Common Name: none
Synonym: Lepiota morgani (Pk.) Sacc.
Cap 5.0-15.0 (20) cm broad, paraboloid, to obtuse-conic when young, expanding to plano-convex, the disc slightly raised or depressed at maturity; margin shaggy from veil fragments in youth, incurved, becoming decurved, in age plane to elevated, occasionally wavy; surface of immature caps, brown, sometimes with vinaceous tints, glabrous to slightly matted-tomentose; with cap expansion the cuticle cracking, forming coarse, brown concentrically arranged, these, smaller and sparser towards the margin, background color white to buff-brown; context white, firm in youth, soft in age, sporadically carrot-orange to vinaceous when injured; odor and taste not distinctive.
Gills free, close, up to 1.5 cm broad, cream-colored, in age buff-brown to greyish-olive, the edges often brown; lamellulae two to three-seried, uncommon.
Stipe 2.5-6.5 cm long, 1.0-2.0 cm thick, stuffed, slightly enlarged to sub-bulbous at the base; surface in youth, white, inconspicuously fibrillose to sparsely squamulose, bruising dull vinaceous-brown, then grey-brown, or in older material, directly grey-brown, context discoloring like the surface; partial veil membranous, white, thick, felty, forming a superior, buff to tan-colored annulus, with a double-edged, torn margin.
Spores 9.0-11.5 x 6.5-8.0 µm, elliptical to ovate in face-view, some apically truncate, strongly inequilateral in side-view with a well-developed belly, smooth, moderately thick-walled, dextrinoid, hilar appendage appendage prominent; spore print dull-olive to ochraceous.
Scattered, gregarious, or in rings, primarily in grass, occasional in parks and gardens; fruiting during the summer months, common in the Central Valley and Southern California, rare in northern California coastal areas.
Toxic, causes gastrointestinal upsets; see "Comments" regarding confusion with Chlorophyllum rachodes & C. brunneum.
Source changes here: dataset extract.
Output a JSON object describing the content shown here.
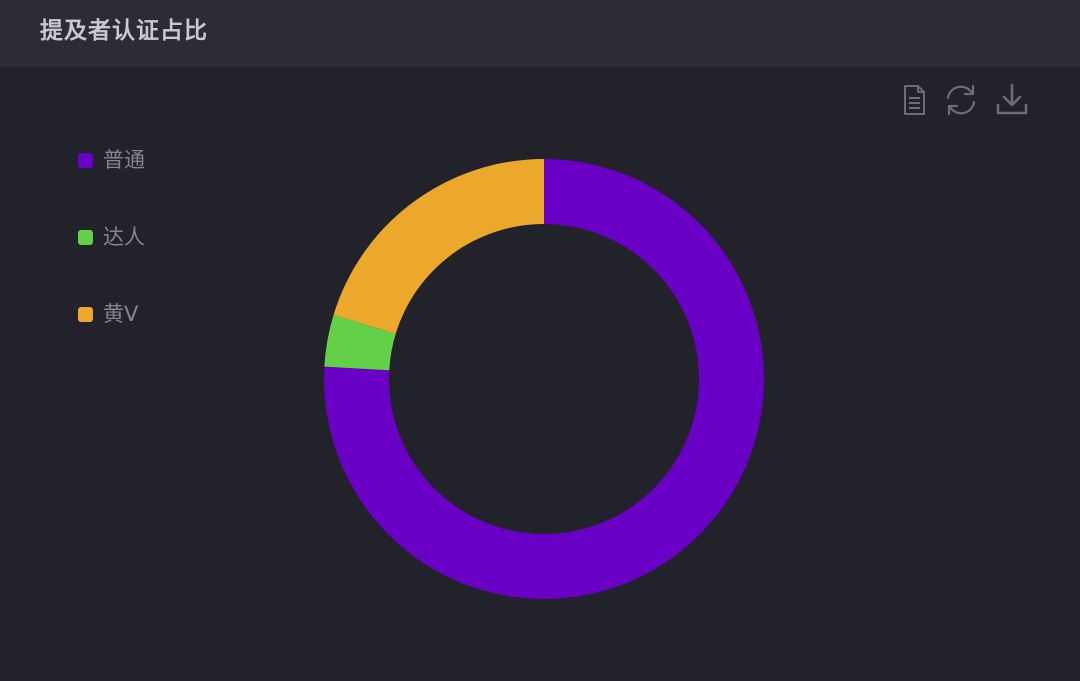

Chlorophyllum molybdites is a toxic look-alike of Chlorophyllum brunneum, a good edible species. The differences between these two species can be subtle, particularly when young. For that reason, those collecting for the table should use a combination of characters to make an identification. Chlorophyllum molybdites is distinguished from Chlorophyllum brunneum, by a less scaly pileus, a softer cap context at maturity, a sub-bulbous, not abruptly-bulbous stipe base, and greyish-olive gills in age. Additionally, the two species tend to be found in disimilar habitats, Chlorophyllum molybdites preferring warmer, inland locations and grass, while Chlorophyllum brunneum predominates in coastal areas, fruiting in cypress, eucalyptus duff, etc., or near compost heaps. Chlorogphyllum rachodes differs from Chlorophyllum brunneum in having an enlarged to clavate, but not abruptly-bulbous stipe, and for that reason is more likely to be confused with Chlorophyllum molybdites.
Desjardin, D.E., Wood, M.G. & Stevens, F.A. (2015). California Mushrooms: The Comprehensive Identification Guide. Timber Press: Portland, OR. 560 p.
Murrill, W.A. (1914). North American Flora: Agaricales, Agaricaceae (pars). 10(1): 1-76.
Noordeloos, M.E., Kuyper, T.W. & Vellinga, E.C. (2001). Flora Agaricina Neerlandica—Critical monographs on the families of agarics and boleti occurring in the Netherlands. Volume 5. Agaricaceae. A. A. Balkema: Lisse, Netherlands. 169 p.
Smith, A.H. (1949). Mushrooms in their Natural Habitats. Sawyer's Inc: Portland, OR. 626 p.